July 16, 2015
Mexico’s first auction of offshore oil leases fell short of the country’s expectations as several majors decided not to participate.
Only two of the 14 shallow-water blocks released on Wednesday received qualifying bids. Exxon Mobil Corp., Chevron Corp. and Total SA passed on the country’s sale of territory in the Gulf of Mexico, 77 years after the country nationalized crude. The 14 percent success rate was less than half the 30 percent to 50 percent goal that the government said would be its minimum for judging the event a success…
“This has to be crushingly disappointing for the government,” Duncan Wood, director of the Mexico Institute at the Woodrow Wilson International Center for Scholars in Washington, said Wednesday. “It has to be seen as a very clear message that they need to do a lot more to make the oil and gas opening a success.”
July 16, 2015
7/16/2015 Financial Times
Crestfallen Mexican officials admitted that the historic tender to open the country’s oil sector to private investors for the first time in 80 years had fallen well short of expectations after only two of the 14 exploration blocks on offer were awarded.
In spite of government hopes of attracting an array of companies and netting some $18bn in investment if all blocks had been awarded on Wednesday, the same consortium comprising Mexican group Sierra Oil & Gas — Talos Energy of the US and Premier Oil of the UK — scooped both of the blocks…

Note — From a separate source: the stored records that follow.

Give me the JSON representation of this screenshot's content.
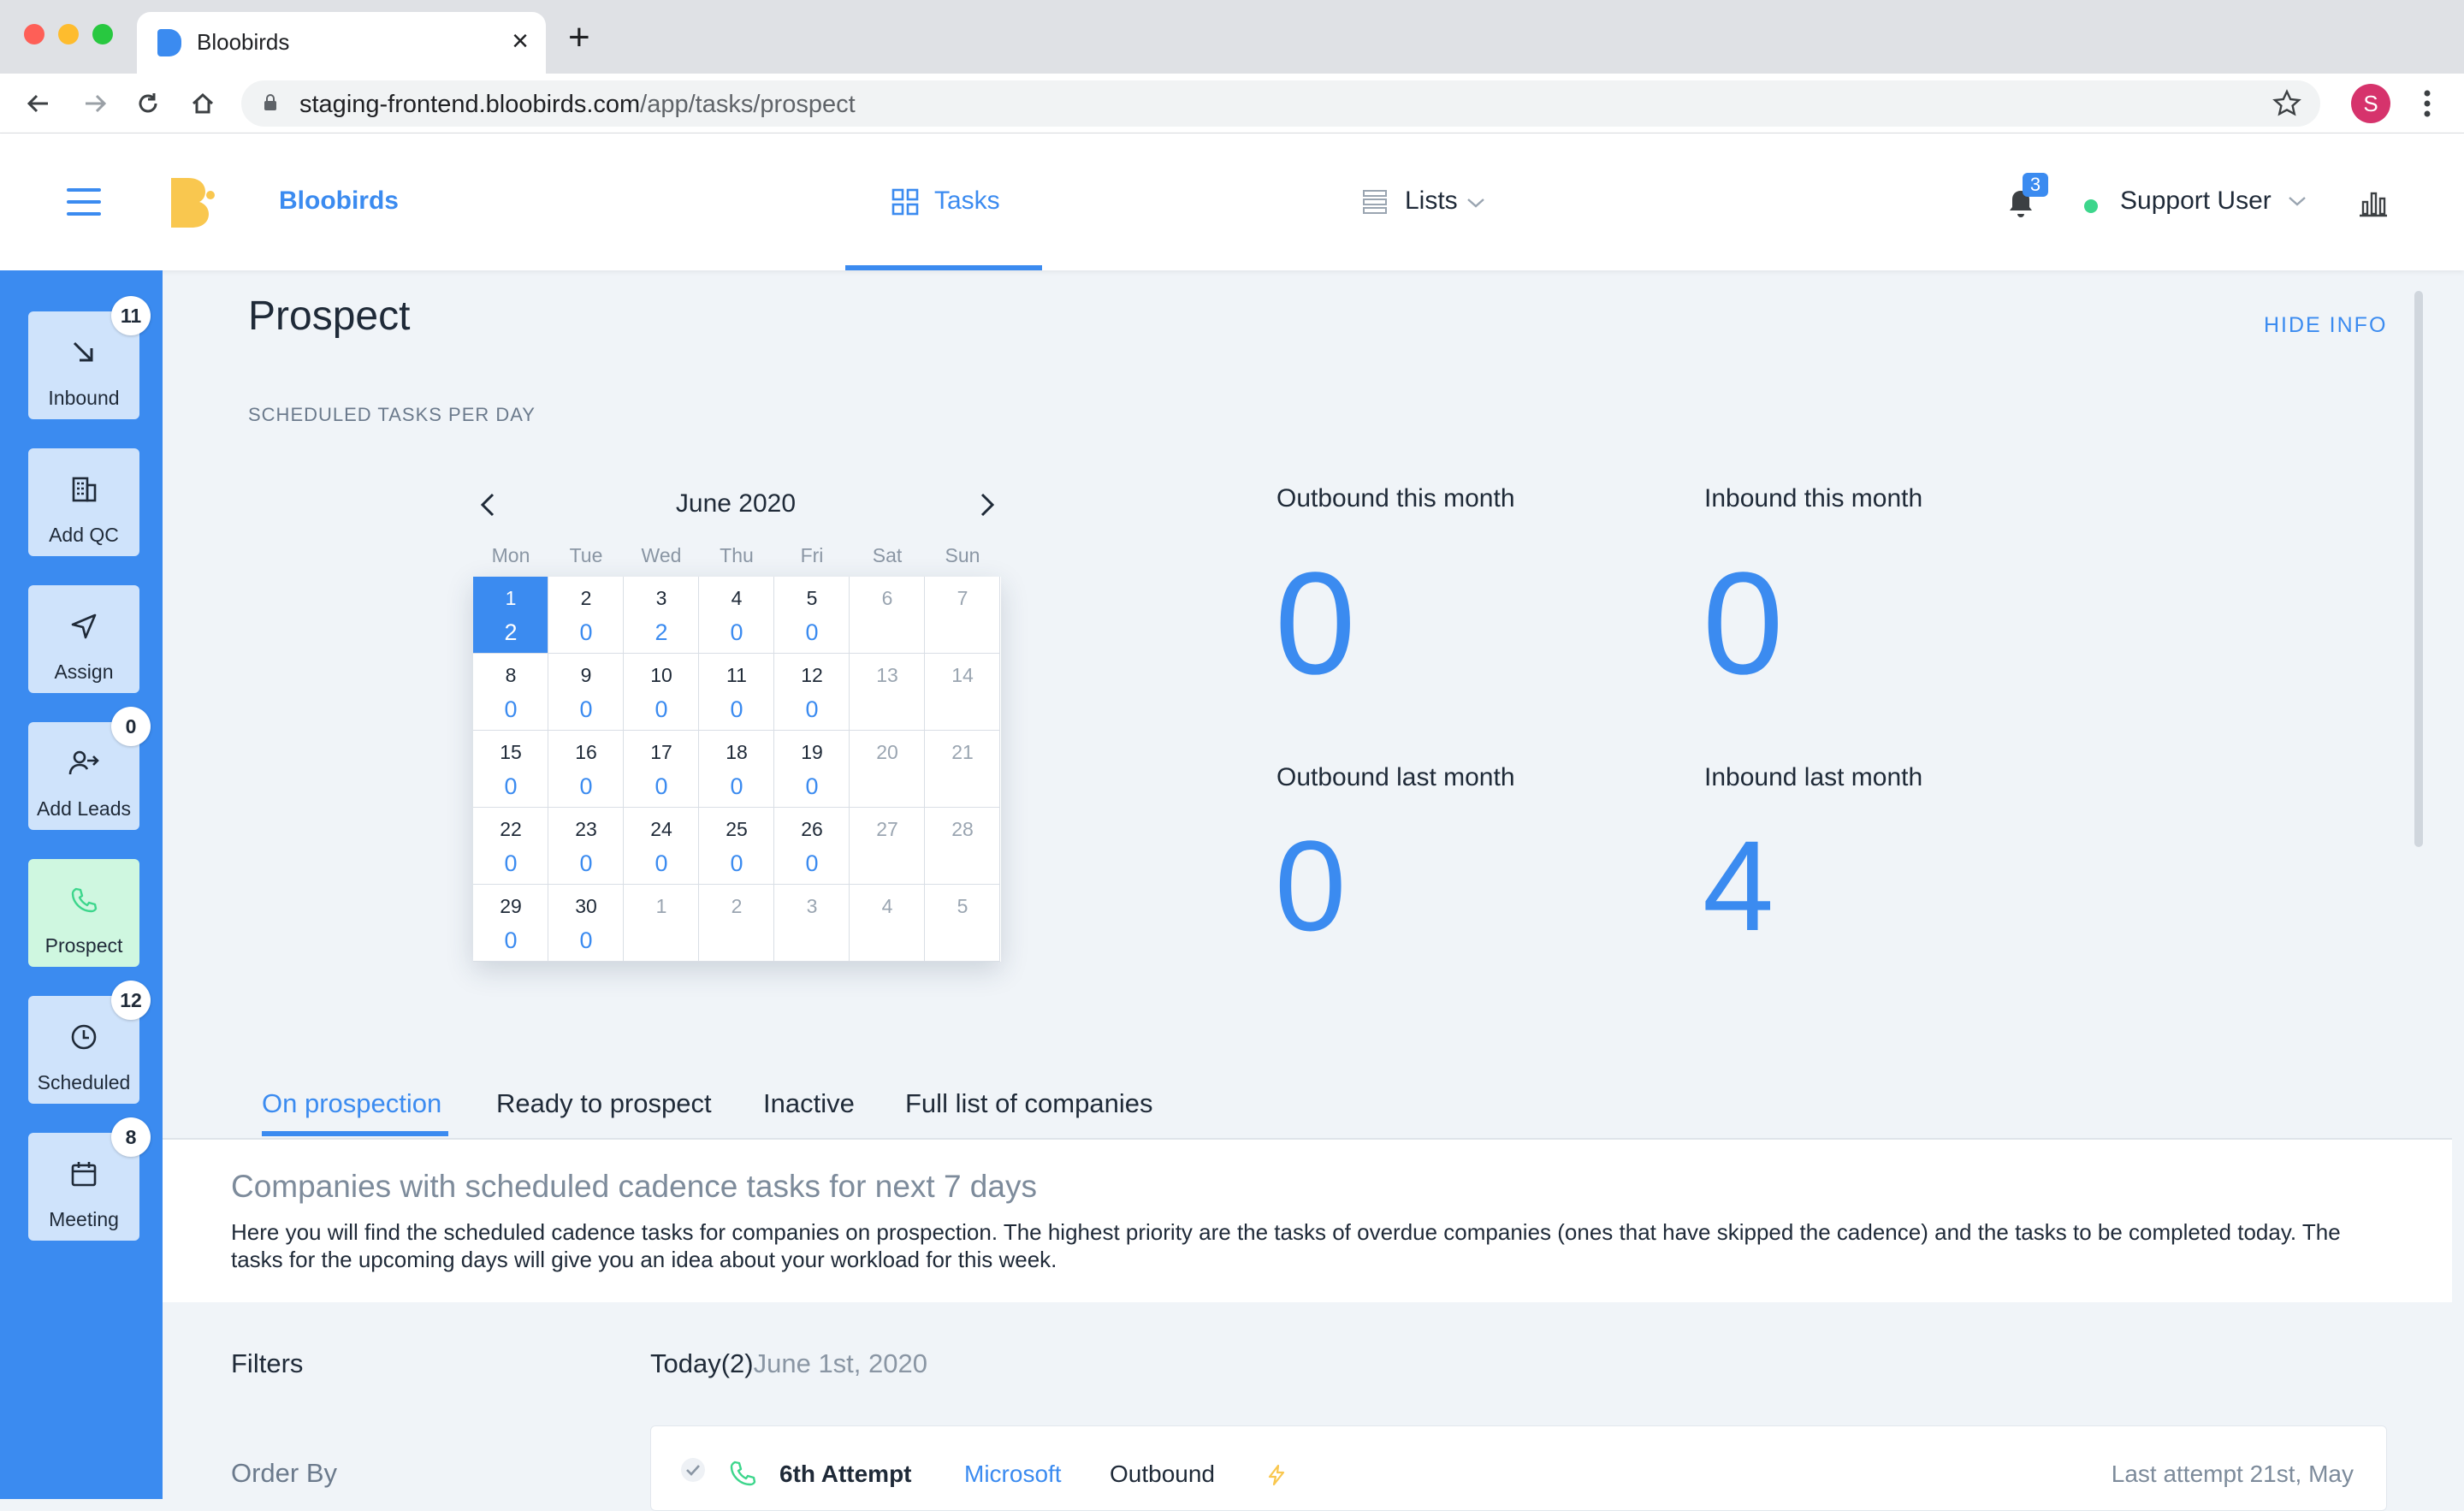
{
  "browser": {
    "tab_title": "Bloobirds",
    "url_host": "staging-frontend.bloobirds.com",
    "url_path": "/app/tasks/prospect",
    "profile_initial": "S"
  },
  "header": {
    "brand": "Bloobirds",
    "nav_tasks": "Tasks",
    "nav_lists": "Lists",
    "notifications_count": "3",
    "user_name": "Support User"
  },
  "sidebar": {
    "items": [
      {
        "label": "Inbound",
        "badge": "11",
        "icon": "arrow-down-right-icon"
      },
      {
        "label": "Add QC",
        "badge": "",
        "icon": "building-icon"
      },
      {
        "label": "Assign",
        "badge": "",
        "icon": "send-icon"
      },
      {
        "label": "Add Leads",
        "badge": "0",
        "icon": "user-arrow-icon"
      },
      {
        "label": "Prospect",
        "badge": "",
        "icon": "phone-icon"
      },
      {
        "label": "Scheduled",
        "badge": "12",
        "icon": "clock-icon"
      },
      {
        "label": "Meeting",
        "badge": "8",
        "icon": "calendar-icon"
      }
    ]
  },
  "page": {
    "title": "Prospect",
    "hide_info": "HIDE INFO",
    "section_label": "SCHEDULED TASKS PER DAY"
  },
  "calendar": {
    "month": "June 2020",
    "weekdays": [
      "Mon",
      "Tue",
      "Wed",
      "Thu",
      "Fri",
      "Sat",
      "Sun"
    ],
    "weeks": [
      [
        {
          "d": "1",
          "n": "2",
          "sel": true
        },
        {
          "d": "2",
          "n": "0"
        },
        {
          "d": "3",
          "n": "2"
        },
        {
          "d": "4",
          "n": "0"
        },
        {
          "d": "5",
          "n": "0"
        },
        {
          "d": "6",
          "n": "",
          "w": true
        },
        {
          "d": "7",
          "n": "",
          "w": true
        }
      ],
      [
        {
          "d": "8",
          "n": "0"
        },
        {
          "d": "9",
          "n": "0"
        },
        {
          "d": "10",
          "n": "0"
        },
        {
          "d": "11",
          "n": "0"
        },
        {
          "d": "12",
          "n": "0"
        },
        {
          "d": "13",
          "n": "",
          "w": true
        },
        {
          "d": "14",
          "n": "",
          "w": true
        }
      ],
      [
        {
          "d": "15",
          "n": "0"
        },
        {
          "d": "16",
          "n": "0"
        },
        {
          "d": "17",
          "n": "0"
        },
        {
          "d": "18",
          "n": "0"
        },
        {
          "d": "19",
          "n": "0"
        },
        {
          "d": "20",
          "n": "",
          "w": true
        },
        {
          "d": "21",
          "n": "",
          "w": true
        }
      ],
      [
        {
          "d": "22",
          "n": "0"
        },
        {
          "d": "23",
          "n": "0"
        },
        {
          "d": "24",
          "n": "0"
        },
        {
          "d": "25",
          "n": "0"
        },
        {
          "d": "26",
          "n": "0"
        },
        {
          "d": "27",
          "n": "",
          "w": true
        },
        {
          "d": "28",
          "n": "",
          "w": true
        }
      ],
      [
        {
          "d": "29",
          "n": "0"
        },
        {
          "d": "30",
          "n": "0"
        },
        {
          "d": "1",
          "n": "",
          "o": true
        },
        {
          "d": "2",
          "n": "",
          "o": true
        },
        {
          "d": "3",
          "n": "",
          "o": true
        },
        {
          "d": "4",
          "n": "",
          "o": true
        },
        {
          "d": "5",
          "n": "",
          "o": true
        }
      ]
    ]
  },
  "stats": {
    "outbound_this_month_label": "Outbound this month",
    "outbound_this_month": "0",
    "inbound_this_month_label": "Inbound this month",
    "inbound_this_month": "0",
    "outbound_last_month_label": "Outbound last month",
    "outbound_last_month": "0",
    "inbound_last_month_label": "Inbound last month",
    "inbound_last_month": "4"
  },
  "tabs": [
    "On prospection",
    "Ready to prospect",
    "Inactive",
    "Full list of companies"
  ],
  "info": {
    "title": "Companies with scheduled cadence tasks for next 7 days",
    "text": "Here you will find the scheduled cadence tasks for companies on prospection. The highest priority are the tasks of overdue companies (ones that have skipped the cadence) and the tasks to be completed today. The tasks for the upcoming days will give you an idea about your workload for this week."
  },
  "filters": {
    "label": "Filters",
    "order_by": "Order By",
    "today": "Today(2)",
    "today_date": "June 1st, 2020"
  },
  "task": {
    "attempt": "6th Attempt",
    "company": "Microsoft",
    "direction": "Outbound",
    "last_attempt": "Last attempt 21st, May"
  },
  "colors": {
    "accent": "#3b8bf0",
    "sidebar_button": "#cfe3fb",
    "active_button": "#cff7e0",
    "brand_logo": "#f9c74f"
  }
}
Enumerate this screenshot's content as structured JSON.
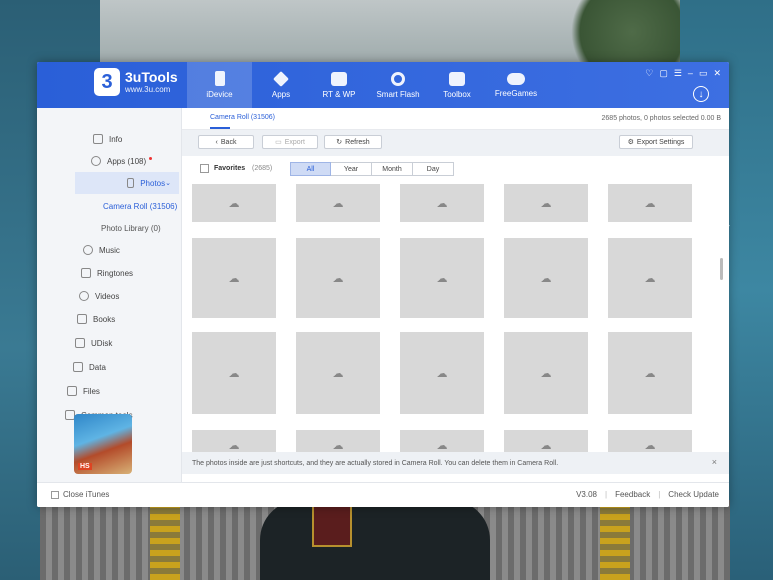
{
  "app": {
    "name": "3uTools",
    "url": "www.3u.com",
    "logo_digit": "3"
  },
  "nav": [
    {
      "label": "iDevice",
      "icon": "phone-icon",
      "active": true
    },
    {
      "label": "Apps",
      "icon": "cube-icon",
      "active": false
    },
    {
      "label": "RT & WP",
      "icon": "music-note-icon",
      "active": false
    },
    {
      "label": "Smart Flash",
      "icon": "flash-icon",
      "active": false
    },
    {
      "label": "Toolbox",
      "icon": "toolbox-icon",
      "active": false
    },
    {
      "label": "FreeGames",
      "icon": "gamepad-icon",
      "active": false
    }
  ],
  "window_controls": [
    "♡",
    "▢",
    "☰",
    "–",
    "▭",
    "✕"
  ],
  "download_glyph": "↓",
  "sidebar": {
    "items": [
      {
        "label": "Info",
        "icon": "info-icon"
      },
      {
        "label": "Apps",
        "count": "(108)",
        "icon": "apps-icon",
        "dot": true
      },
      {
        "label": "Photos",
        "icon": "photos-icon",
        "active": true,
        "chevron": "⌄"
      },
      {
        "label": "Camera Roll",
        "count": "(31506)",
        "sub": true,
        "active": true
      },
      {
        "label": "Photo Library",
        "count": "(0)",
        "sub": true
      },
      {
        "label": "Music",
        "icon": "music-icon"
      },
      {
        "label": "Ringtones",
        "icon": "bell-icon"
      },
      {
        "label": "Videos",
        "icon": "video-icon"
      },
      {
        "label": "Books",
        "icon": "book-icon"
      },
      {
        "label": "UDisk",
        "icon": "udisk-icon"
      },
      {
        "label": "Data",
        "icon": "data-icon"
      },
      {
        "label": "Files",
        "icon": "folder-icon"
      },
      {
        "label": "Common tools",
        "icon": "tools-icon"
      }
    ],
    "game_badge": "HS"
  },
  "main": {
    "tab": "Camera Roll (31506)",
    "count_info": "2685 photos, 0 photos selected 0.00 B",
    "toolbar": {
      "back": "Back",
      "export": "Export",
      "refresh": "Refresh",
      "export_settings": "Export Settings"
    },
    "filter": {
      "favorites": "Favorites",
      "favorites_count": "(2685)",
      "segments": [
        "All",
        "Year",
        "Month",
        "Day"
      ],
      "active_segment": "All"
    },
    "cell_glyph": "☁",
    "notice": "The photos inside are just shortcuts, and they are actually stored in Camera Roll. You can delete them in Camera Roll.",
    "notice_close": "×"
  },
  "status": {
    "close_itunes": "Close iTunes",
    "version": "V3.08",
    "feedback": "Feedback",
    "check_update": "Check Update",
    "separator": "|"
  }
}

….But as Duncan Wood, director of the Mexico Institute at the Wilson Center, noted, officials had been stressing all along that the only tenders likely to be impacted by the price fall were those for shale prospects, not those in cheap-to-develop shallow waters. “I think that has to be seen as an excuse,” he said. “The blocks on offer just weren’t particularly attractive.”
June 25, 2015
6/23/15 Oil and Gas Financial Journal
Mexico’s energy reforms provide an historic opportunity to revitalize its energy sector and bolster its overall economy, but a whole new crop of assets will have to be protected and attendant risks sensibly managed, says Cooper Gay Swett & Crawford, a Miami-based independent global wholesale, underwriting management and reinsurance broker group.
Last year, Mexico’s Congress gave final approval to energy reforms intended to open up the country’s upstream oil and gas sector to badly needed private investments. Such industry participation by other nations had been outlawed in Mexico since the 1930s. However, despite abundant oil and gas reserves, Mexico’s energy sector is underdeveloped and sorely in need of technological assistance and investment capital to bring it into the 21st century. Mexico already imports large volumes of natural gas by pipeline from Texas, and is in danger of becoming a net importer of oil as well.
June 3, 2015
6/1/2015 Fuel Fix
Mexico is opening its oil and gas fields to foreign investment for the first time in decades – a potential business bonanza for companies that can navigate the changes.
A preliminary report released last week on Mexican energy reform was prepared by the University of Texas at San Antonio Institute for Economic Development, the Universidad Autonoma de Nuevo Leon, the Asociacion de Empresarios Mexicanos and the Woodrow Wilson Center.
The report is aimed at companies on both sides of the border trying to figure out how to get a toehold in the new energy market in Mexico.
Download the report here.